Not planning ahead
Many homeowners only consider their current needs and desired savings when installing a solar system. But solar systems can generate electricity for decades, so it’s important to plan ahead before going solar and deciding on the size of your system.
For example, let’s say you’re a young couple who just moved in together, and it might seem like a good idea to install a small photovoltaic system to reduce your electricity bill.
But what if 10 years from now you have two kids, and your electric bills are much higher than they are today, and by then you wish you had installed a larger system that would have saved even more from the increased electric bill?
Since a solar system is not just solar panels, but also an inverter (and batteries for off-grid systems), a change in the number of panels will result in a change in the inverter and additional batteries.

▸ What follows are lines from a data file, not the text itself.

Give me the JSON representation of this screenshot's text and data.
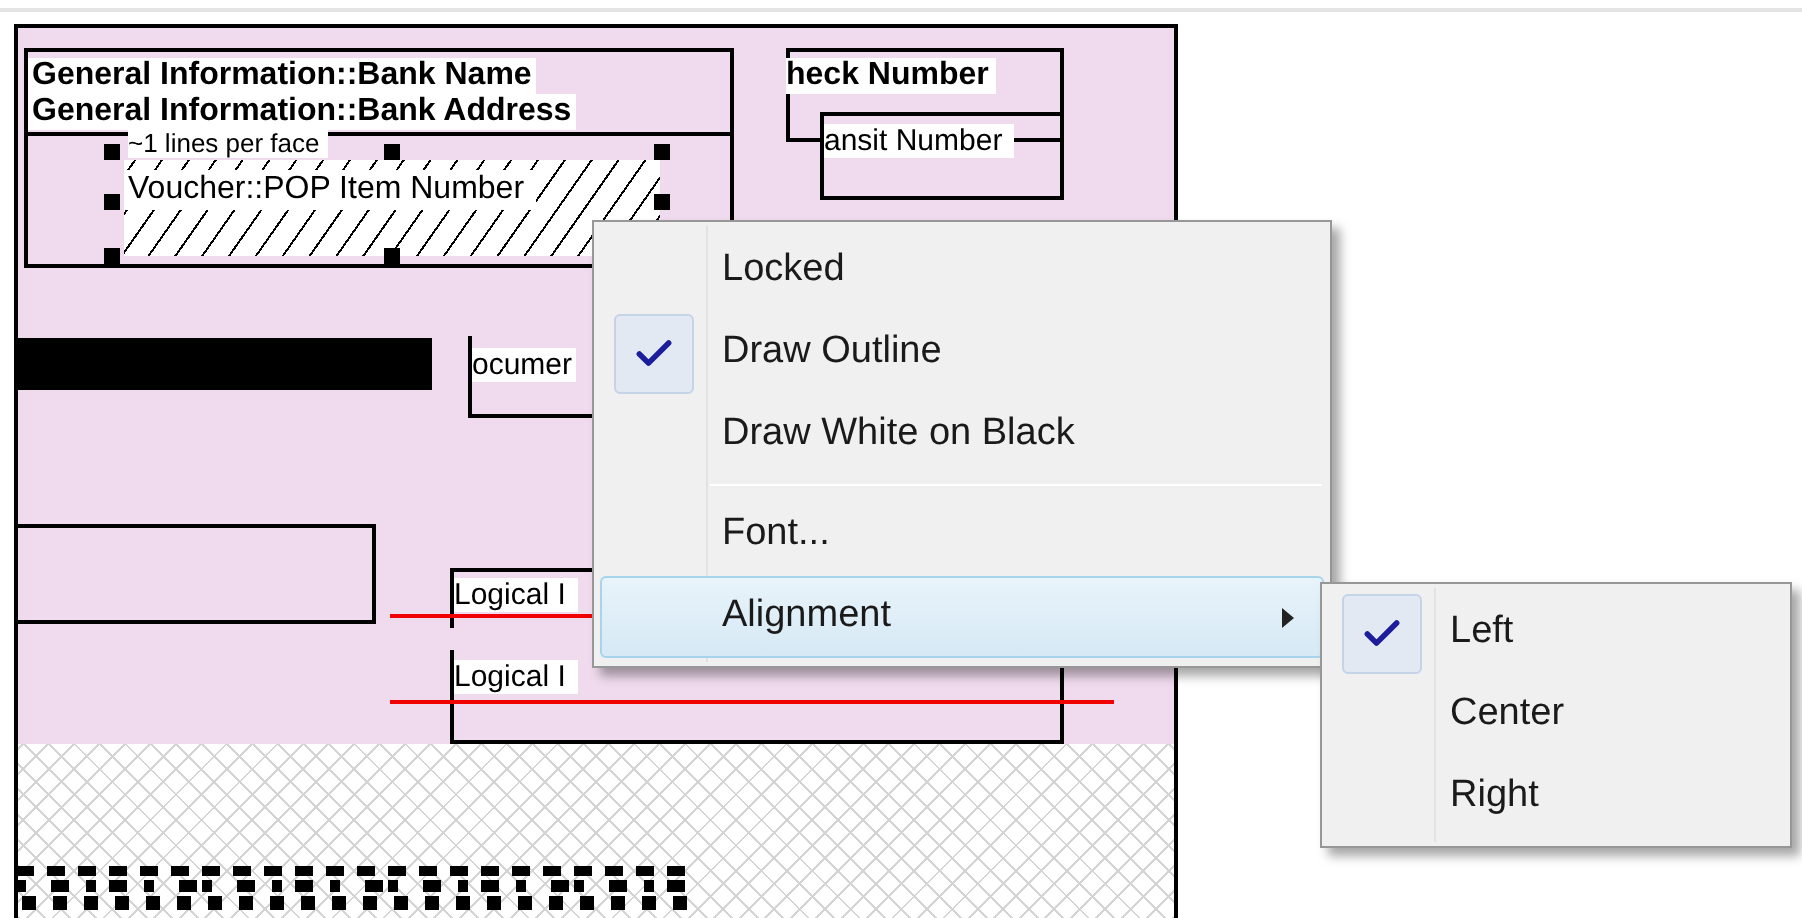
{
  "canvas": {
    "bank_name": "General Information::Bank Name",
    "bank_address": "General Information::Bank Address",
    "lines_per_face": "~1 lines per face",
    "pop_item_number": "Voucher::POP Item Number",
    "check_number": "heck Number",
    "transit_number": "ansit Number",
    "document_field": "ocumer",
    "logical_fields": [
      "Logical I",
      "Logical I"
    ]
  },
  "context_menu": {
    "items": [
      {
        "kind": "item",
        "label": "Locked",
        "checked": false,
        "selected": false
      },
      {
        "kind": "item",
        "label": "Draw Outline",
        "checked": true,
        "selected": false
      },
      {
        "kind": "item",
        "label": "Draw White on Black",
        "checked": false,
        "selected": false
      },
      {
        "kind": "separator"
      },
      {
        "kind": "item",
        "label": "Font...",
        "checked": false,
        "selected": false
      },
      {
        "kind": "submenu",
        "label": "Alignment",
        "checked": false,
        "selected": true
      }
    ]
  },
  "submenu": {
    "items": [
      {
        "label": "Left",
        "checked": true
      },
      {
        "label": "Center",
        "checked": false
      },
      {
        "label": "Right",
        "checked": false
      }
    ]
  }
}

Therefore, it is best to plan ahead and avoid making additional changes in the future to avoid unnecessary additional costs due to the replacement of basic components.

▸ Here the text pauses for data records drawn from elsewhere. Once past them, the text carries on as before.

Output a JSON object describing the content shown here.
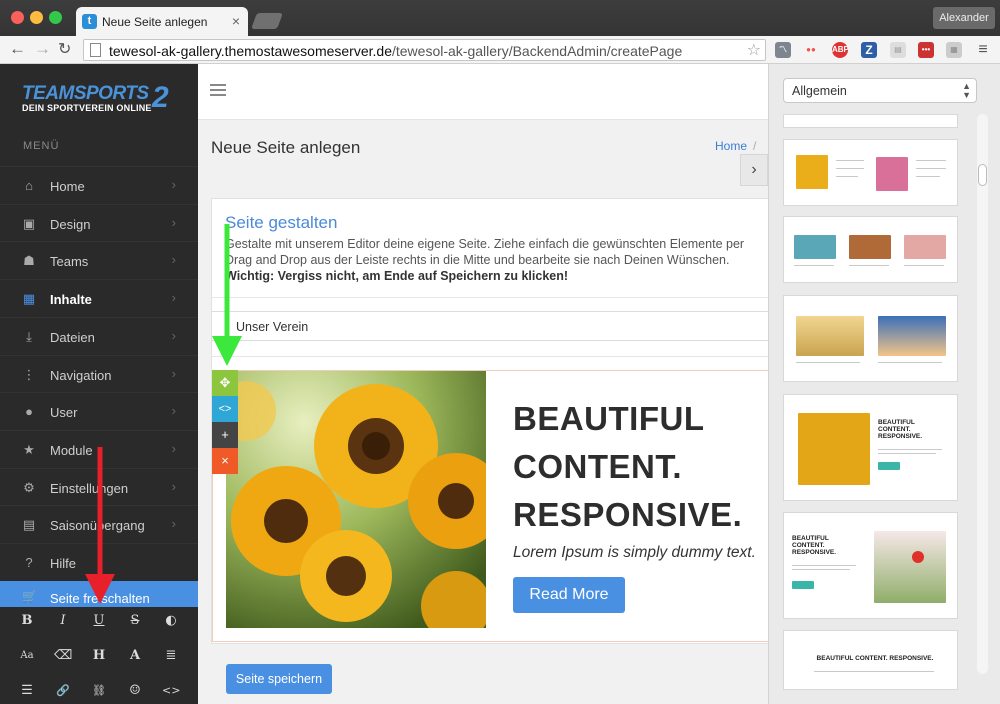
{
  "browser": {
    "tab_title": "Neue Seite anlegen",
    "tab_favicon": "t",
    "user_button": "Alexander",
    "url_prefix": "tewesol-ak-gallery.themostawesomeserver.de",
    "url_path": "/tewesol-ak-gallery/BackendAdmin/createPage",
    "extensions": [
      "chart-icon",
      "dots-icon",
      "ABP",
      "Z",
      "doc-icon",
      "more-icon",
      "grid-icon",
      "menu-icon"
    ]
  },
  "sidebar": {
    "logo_line1": "TEAMSPORTS",
    "logo_line2": "DEIN SPORTVEREIN ONLINE",
    "logo_num": "2",
    "menu_heading": "MENÜ",
    "items": [
      {
        "label": "Home",
        "icon": "home-icon"
      },
      {
        "label": "Design",
        "icon": "image-icon"
      },
      {
        "label": "Teams",
        "icon": "users-icon"
      },
      {
        "label": "Inhalte",
        "icon": "content-icon"
      },
      {
        "label": "Dateien",
        "icon": "download-icon"
      },
      {
        "label": "Navigation",
        "icon": "navigation-icon"
      },
      {
        "label": "User",
        "icon": "user-icon"
      },
      {
        "label": "Module",
        "icon": "star-icon"
      },
      {
        "label": "Einstellungen",
        "icon": "cogs-icon"
      },
      {
        "label": "Saisonübergang",
        "icon": "calendar-icon"
      },
      {
        "label": "Hilfe",
        "icon": "help-icon"
      }
    ],
    "publish_label": "Seite freischalten",
    "format_buttons": [
      "B",
      "I",
      "U",
      "S",
      "◐",
      "Aa",
      "⌫",
      "H",
      "A",
      "≣",
      "☰",
      "🔗",
      "⛓",
      "☺",
      "<>"
    ]
  },
  "main": {
    "page_title": "Neue Seite anlegen",
    "breadcrumb_home": "Home",
    "breadcrumb_sep": "/",
    "card_title": "Seite gestalten",
    "card_desc": "Gestalte mit unserem Editor deine eigene Seite. Ziehe einfach die gewünschten Elemente per Drag and Drop aus der Leiste rechts in die Mitte und bearbeite sie nach Deinen Wünschen.",
    "card_warning": "Wichtig: Vergiss nicht, am Ende auf Speichern zu klicken!",
    "page_name_value": "Unser Verein",
    "block_heading": [
      "BEAUTIFUL",
      "CONTENT.",
      "RESPONSIVE."
    ],
    "block_lorem": "Lorem Ipsum is simply dummy text.",
    "block_button": "Read More",
    "save_button": "Seite speichern",
    "block_controls": [
      {
        "name": "move-icon",
        "glyph": "✥",
        "color": "#8cc63f"
      },
      {
        "name": "code-icon",
        "glyph": "<>",
        "color": "#2ea6d6"
      },
      {
        "name": "add-icon",
        "glyph": "+",
        "color": "#444444"
      },
      {
        "name": "delete-icon",
        "glyph": "×",
        "color": "#f05a28"
      }
    ]
  },
  "right_panel": {
    "category": "Allgemein",
    "template_titles": [
      "BEAUTIFUL CONTENT. RESPONSIVE.",
      "BEAUTIFUL CONTENT. RESPONSIVE.",
      "BEAUTIFUL CONTENT. RESPONSIVE."
    ]
  },
  "colors": {
    "accent": "#4a90e2",
    "sidebar_bg": "#2a2a2a",
    "green_arrow": "#3be83b",
    "red_arrow": "#e8202a"
  }
}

Bought the wrong system size
Many homeowners think that installing PV modules is like buying a TV or other appliance—you just choose the size of the system you like and go from there. But that’s not always the case; some systems will be more efficient than others, which means they will generate more electricity.
You should also consider how much space you have for your system and how much sunlight is coming into your area. All of these factors are critical when buying solar panels for your home.

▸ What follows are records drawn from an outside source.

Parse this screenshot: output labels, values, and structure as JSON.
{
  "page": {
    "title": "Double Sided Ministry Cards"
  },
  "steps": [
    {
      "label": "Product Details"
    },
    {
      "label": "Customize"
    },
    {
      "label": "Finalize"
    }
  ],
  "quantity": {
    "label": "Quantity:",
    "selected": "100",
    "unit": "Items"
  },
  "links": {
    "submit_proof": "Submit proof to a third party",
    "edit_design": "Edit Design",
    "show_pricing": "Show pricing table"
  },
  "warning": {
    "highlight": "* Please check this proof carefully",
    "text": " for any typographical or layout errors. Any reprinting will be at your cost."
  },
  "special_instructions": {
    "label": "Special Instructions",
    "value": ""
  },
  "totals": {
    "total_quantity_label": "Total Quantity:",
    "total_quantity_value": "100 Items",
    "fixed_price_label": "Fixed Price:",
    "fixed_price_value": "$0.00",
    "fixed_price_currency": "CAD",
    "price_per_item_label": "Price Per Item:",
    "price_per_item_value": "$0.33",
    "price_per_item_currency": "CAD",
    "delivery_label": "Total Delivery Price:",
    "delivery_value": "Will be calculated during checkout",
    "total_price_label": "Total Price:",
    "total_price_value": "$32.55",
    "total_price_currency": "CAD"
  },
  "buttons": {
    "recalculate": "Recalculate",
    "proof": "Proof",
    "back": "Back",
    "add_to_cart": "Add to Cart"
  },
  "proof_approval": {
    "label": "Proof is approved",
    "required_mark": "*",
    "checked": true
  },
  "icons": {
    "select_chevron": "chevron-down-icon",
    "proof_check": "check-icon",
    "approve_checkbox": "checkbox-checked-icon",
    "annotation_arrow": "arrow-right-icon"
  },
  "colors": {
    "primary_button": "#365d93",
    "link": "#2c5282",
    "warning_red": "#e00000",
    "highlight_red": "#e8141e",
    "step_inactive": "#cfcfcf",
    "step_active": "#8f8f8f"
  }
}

Try to do everything by yourself
This first mistake is the root cause of many mistakes homeowners make when deciding to go solar. Many homeowners, especially those who like to work on a variety of jobs, think that buying and installing a solar system on their home is an easy process. Well, unless you are a certified solar installer and an experienced electrician, there are a lot of factors you should consider before diving into DIY in this field.
First, designing a solar system is not an easy process. In order to make a system that fits your budget, needs, roof and many other parameters, you need to consult a professional solar installer who will not only guide you in choosing between grid-tied or off-grid systems, but also help you Billing Select the correct size, select components and estimate savings.
Second, don’t forget that a solar system is an electrical system whose electrical components and circuits have voltage levels that could seriously endanger your life during installation.
Apart from that, installing installation structures and photovoltaic panels on pitched roofs is a very dangerous process and the professionals who do it take strict safety measures to avoid any accidents while installing the panels.
Unaware of local regulations
It is critical to contact your local office to determine if you need to obtain permits and other documents before starting a project. If you start the installation before you get approval, you may have to stop halfway through the project, remove the system, and start over after the authorities give you the signal to go.
For example, some regulations state that homeowners must hire a state-licensed contractor or electrician to install the system, while some allow self-installation. These considerations are a must to keep in mind so that you don’t have to waste time and money installing your solar panels.
In addition to general permits and regulations, some states may have specific rules for maintaining residential solar panels, so be aware of local laws to make sure you’re not unknowingly breaking any laws.
Not paying attention to warranty
Since you’re installing a system that will last at least 20 years in top condition, you should really pay attention to the product and the installing company’s warranty. Typically solar panels have a product warranty of 5 to 25 years, while inverters have a warranty of 5 to 10 years in most cases.
Beyond that, the installation company must provide you with an installation warranty, which usually covers the defect-free operation of your system. Most companies provide a 2-year or longer warranty for the smooth operation of the PV system.
All of the above are warranties that you need to consider carefully before choosing a solar panel and inverter, as well as an installer, because you don’t want to be in a position where you need to replace one or more of your panels or inverters, paying extra for years to come the money
From this point of view, the degradation rate of photovoltaic modules is about 0.5%, which means that the annual energy output is reduced by 0.5%. This means that, barring a bad solar installation, your unit should be operating at around 90% of its original power generation after 20 years